**Provided entries**
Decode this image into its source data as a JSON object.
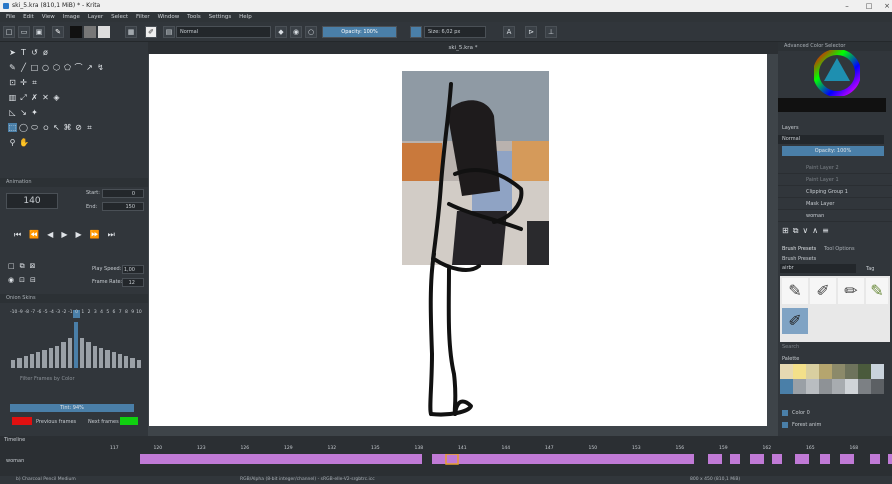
{
  "window": {
    "title": "ski_5.kra (810,1 MiB) * - Krita"
  },
  "menu": [
    "File",
    "Edit",
    "View",
    "Image",
    "Layer",
    "Select",
    "Filter",
    "Window",
    "Tools",
    "Settings",
    "Help"
  ],
  "toolbar": {
    "blend_mode": "Normal",
    "opacity": "Opacity: 100%",
    "size": "Size: 6,02 px"
  },
  "document": {
    "tab_title": "ski_5.kra *"
  },
  "animation": {
    "title": "Animation",
    "current_frame": "140",
    "start_label": "Start:",
    "start_value": "0",
    "end_label": "End:",
    "end_value": "150",
    "play_speed_label": "Play Speed:",
    "play_speed_value": "1,00",
    "frame_rate_label": "Frame Rate:",
    "frame_rate_value": "12"
  },
  "onion": {
    "title": "Onion Skins",
    "numbers": [
      "-10",
      "-9",
      "-8",
      "-7",
      "-6",
      "-5",
      "-4",
      "-3",
      "-2",
      "-1",
      "0",
      "1",
      "2",
      "3",
      "4",
      "5",
      "6",
      "7",
      "8",
      "9",
      "10"
    ],
    "filter_label": "Filter Frames by Color",
    "tint_label": "Tint: 94%",
    "previous_label": "Previous frames",
    "next_label": "Next frames",
    "previous_color": "#e01010",
    "next_color": "#10d010"
  },
  "color_selector": {
    "title": "Advanced Color Selector"
  },
  "layers": {
    "title": "Layers",
    "blend": "Normal",
    "opacity": "Opacity: 100%",
    "rows": [
      "Paint Layer 2",
      "Paint Layer 1",
      "Clipping Group 1",
      "Mask Layer",
      "woman"
    ]
  },
  "brush_presets": {
    "tab1": "Brush Presets",
    "tab2": "Tool Options",
    "title": "Brush Presets",
    "filter": "airbr",
    "tag": "Tag",
    "search": "Search"
  },
  "palette": {
    "title": "Palette",
    "color_label": "Color 0",
    "preset": "Forest anim"
  },
  "timeline": {
    "title": "Timeline",
    "layer_name": "woman",
    "frame_numbers": [
      "117",
      "120",
      "123",
      "126",
      "129",
      "132",
      "135",
      "138",
      "141",
      "144",
      "147",
      "150",
      "153",
      "156",
      "159",
      "162",
      "165",
      "168"
    ],
    "keyframe_color": "#c07ad6"
  },
  "status": {
    "left": "b) Charcoal Pencil Medium",
    "center": "RGB/Alpha (8-bit integer/channel) - sRGB-elle-V2-srgbtrc.icc",
    "right": "800 x 450 (810,1 MiB)"
  }
}
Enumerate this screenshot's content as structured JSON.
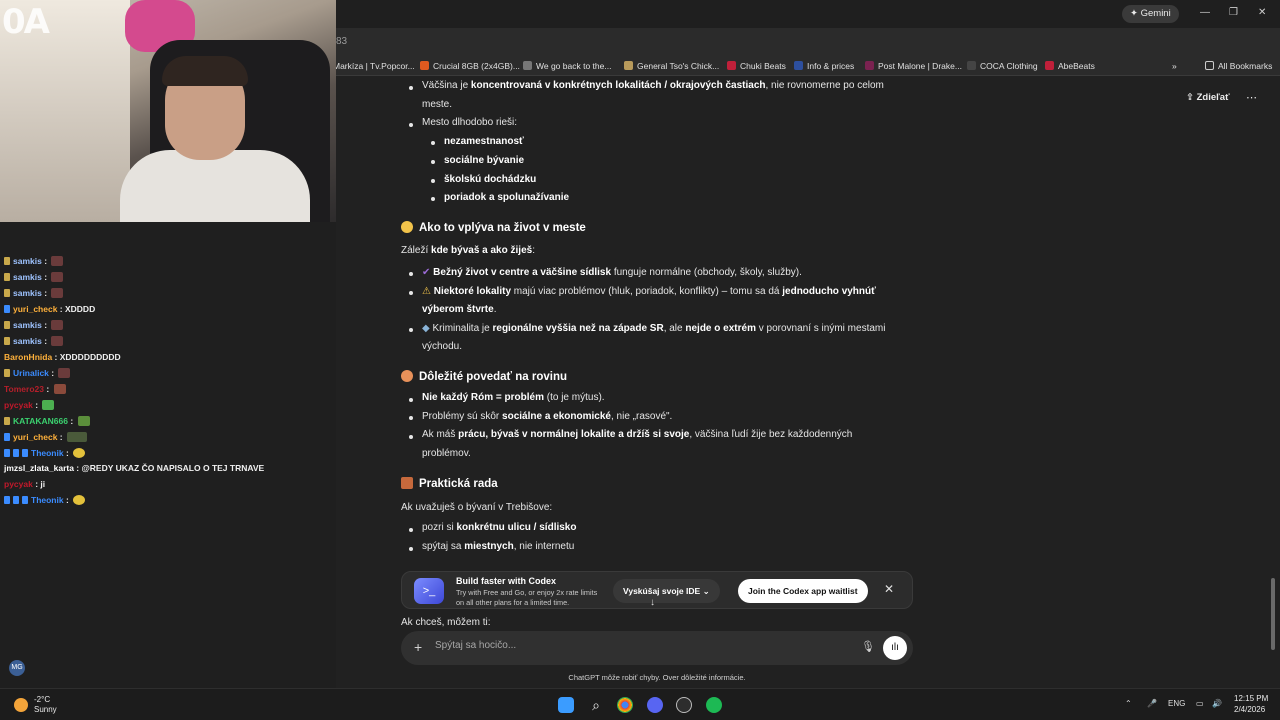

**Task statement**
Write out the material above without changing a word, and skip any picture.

**Task solution**
Decode this image into its source data as a JSON object.
{
  "window": {
    "title": "ski_5.kra (810,1 MiB) * - Krita"
  },
  "menu": [
    "File",
    "Edit",
    "View",
    "Image",
    "Layer",
    "Select",
    "Filter",
    "Window",
    "Tools",
    "Settings",
    "Help"
  ],
  "toolbar": {
    "blend_mode": "Normal",
    "opacity": "Opacity: 100%",
    "size": "Size: 6,02 px"
  },
  "document": {
    "tab_title": "ski_5.kra *"
  },
  "animation": {
    "title": "Animation",
    "current_frame": "140",
    "start_label": "Start:",
    "start_value": "0",
    "end_label": "End:",
    "end_value": "150",
    "play_speed_label": "Play Speed:",
    "play_speed_value": "1,00",
    "frame_rate_label": "Frame Rate:",
    "frame_rate_value": "12"
  },
  "onion": {
    "title": "Onion Skins",
    "numbers": [
      "-10",
      "-9",
      "-8",
      "-7",
      "-6",
      "-5",
      "-4",
      "-3",
      "-2",
      "-1",
      "0",
      "1",
      "2",
      "3",
      "4",
      "5",
      "6",
      "7",
      "8",
      "9",
      "10"
    ],
    "filter_label": "Filter Frames by Color",
    "tint_label": "Tint: 94%",
    "previous_label": "Previous frames",
    "next_label": "Next frames",
    "previous_color": "#e01010",
    "next_color": "#10d010"
  },
  "color_selector": {
    "title": "Advanced Color Selector"
  },
  "layers": {
    "title": "Layers",
    "blend": "Normal",
    "opacity": "Opacity: 100%",
    "rows": [
      "Paint Layer 2",
      "Paint Layer 1",
      "Clipping Group 1",
      "Mask Layer",
      "woman"
    ]
  },
  "brush_presets": {
    "tab1": "Brush Presets",
    "tab2": "Tool Options",
    "title": "Brush Presets",
    "filter": "airbr",
    "tag": "Tag",
    "search": "Search"
  },
  "palette": {
    "title": "Palette",
    "color_label": "Color 0",
    "preset": "Forest anim"
  },
  "timeline": {
    "title": "Timeline",
    "layer_name": "woman",
    "frame_numbers": [
      "117",
      "120",
      "123",
      "126",
      "129",
      "132",
      "135",
      "138",
      "141",
      "144",
      "147",
      "150",
      "153",
      "156",
      "159",
      "162",
      "165",
      "168"
    ],
    "keyframe_color": "#c07ad6"
  },
  "status": {
    "left": "b) Charcoal Pencil Medium",
    "center": "RGB/Alpha (8-bit integer/channel) - sRGB-elle-V2-srgbtrc.icc",
    "right": "800 x 450 (810,1 MiB)"
  }
}
Enumerate this screenshot's content as structured JSON.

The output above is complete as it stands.